Chapter 1: Assessing need and providing help, Working Together to Safeguard Children


Disabilities and Learning Difficulties Procedure


In November 2021, this chapter was updated to include information in relation to pre-birth assessments and planning.


Caption: contents table
  Risk to Children
  Action to Safeguard


  1. Where a parent has a learning disability it is important not to generalise or make assumptions about their parental capacity. Learning disabled parents may need support to develop the understanding, resources, skills and experience to meet the needs of their children. Such support is particularly needed where they experience additional stressors such as having a disabled child, domestic abuse, poor physical and mental health, substance misuse, social isolation, poor housing, poverty and a history of growing up in care. It is these additional stressors, when combined with a learning disability, that are most likely to lead to concerns about the care a child or children may receive.

Risk to Children
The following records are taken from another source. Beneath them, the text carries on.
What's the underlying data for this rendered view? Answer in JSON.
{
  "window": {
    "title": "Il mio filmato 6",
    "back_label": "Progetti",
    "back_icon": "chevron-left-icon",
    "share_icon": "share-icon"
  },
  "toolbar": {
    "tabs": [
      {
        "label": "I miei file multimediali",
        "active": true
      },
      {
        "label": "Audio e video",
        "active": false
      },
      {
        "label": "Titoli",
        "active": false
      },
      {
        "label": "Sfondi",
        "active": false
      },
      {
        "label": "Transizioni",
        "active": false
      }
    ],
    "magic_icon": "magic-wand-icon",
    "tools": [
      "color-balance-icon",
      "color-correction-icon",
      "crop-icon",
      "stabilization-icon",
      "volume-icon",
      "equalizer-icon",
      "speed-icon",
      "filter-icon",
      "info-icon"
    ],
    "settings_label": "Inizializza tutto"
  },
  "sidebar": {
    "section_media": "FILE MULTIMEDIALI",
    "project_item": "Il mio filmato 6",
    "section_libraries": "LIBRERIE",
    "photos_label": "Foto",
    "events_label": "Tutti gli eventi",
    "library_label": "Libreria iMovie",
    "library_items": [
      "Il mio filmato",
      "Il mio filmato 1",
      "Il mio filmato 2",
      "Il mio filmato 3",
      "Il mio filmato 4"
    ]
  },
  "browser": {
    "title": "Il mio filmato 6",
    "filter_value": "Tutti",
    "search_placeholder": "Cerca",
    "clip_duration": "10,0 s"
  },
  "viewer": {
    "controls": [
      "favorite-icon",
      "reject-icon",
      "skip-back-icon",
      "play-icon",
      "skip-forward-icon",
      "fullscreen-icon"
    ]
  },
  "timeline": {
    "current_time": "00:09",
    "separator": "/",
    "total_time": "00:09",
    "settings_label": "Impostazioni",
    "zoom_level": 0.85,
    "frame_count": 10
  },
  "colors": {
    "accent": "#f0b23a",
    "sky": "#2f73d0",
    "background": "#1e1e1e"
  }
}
  1. Children of parents with Learning Difficulties and Disabilities are at increased risk from inherited learning disability and are more vulnerable to psychiatric disorders and behavioural problems. From an early age, children may assume the responsibility of looking after their parent, and in many cases other siblings, one or more of whom may be learning disabled. Unless parents with Learning Difficulties and Disabilities are comprehensively supported - e.g. by a capable non-abusive relative, such as their own parent or partner - their children's health and development may be impaired. A further risk of harm to children arises because mothers with Learning Difficulties and Disabilities may be attractive targets for men who wish to gain access to children for the purpose of sexually abusing them.

Action to Safeguard

  1. If any worker has concerns about a child whose parents have Learning Difficulties and Disabilities, A CAF should always be undertaken and consideration given to making a referral to Children's Social Care where appropriate. Where a child is considered to be at risk of Significant Harm, a referral must be made using the Making a Referral to Children's Social Care Procedure.
  2. A comparative study of children and families with learning disabled parents referred to Children's Social Care showed twice as many children had severe developmental needs, and five times as many had parents who were experiencing severe difficulties in meeting their children's needs. The research found that parents with Learning Difficulties and Disabilities are more likely to need long-term support.
  3. A comparative study of methods of supporting parents with Learning Difficulties and Disabilities found that group education, combined with home-based support, increases parenting capacity. In some areas, services provide accessible information, advocacy, peer support, multi-agency and multi-disciplinary assessments, and on-going home-based and other support. This 'parenting with support' appears to yield good results for both parents and children.
  4. A specialist assessment is often needed and is recommended. Where specialist assessments have not been carried out and/or learning disability support services have not been involved, evidence from inspections has shown that crucial decisions could be made on inadequate information.
  5. Adult learning disability services, particularly community nurses, can provide valuable input to core assessments, and there are also validated assessment tools available.
  6. Where pre-birth involvement is a result of the mother’s learning difficulties causing uncertainty as to her ability to meet the needs of the child once born, the Court of Appeal in D (A Child) [2021] EWCA Civ 787 stressed the importance of effective planning during the pregnancy for the baby’s arrival, and of taking adequate steps to ensure that the mother understands what is happening and is able to present her case.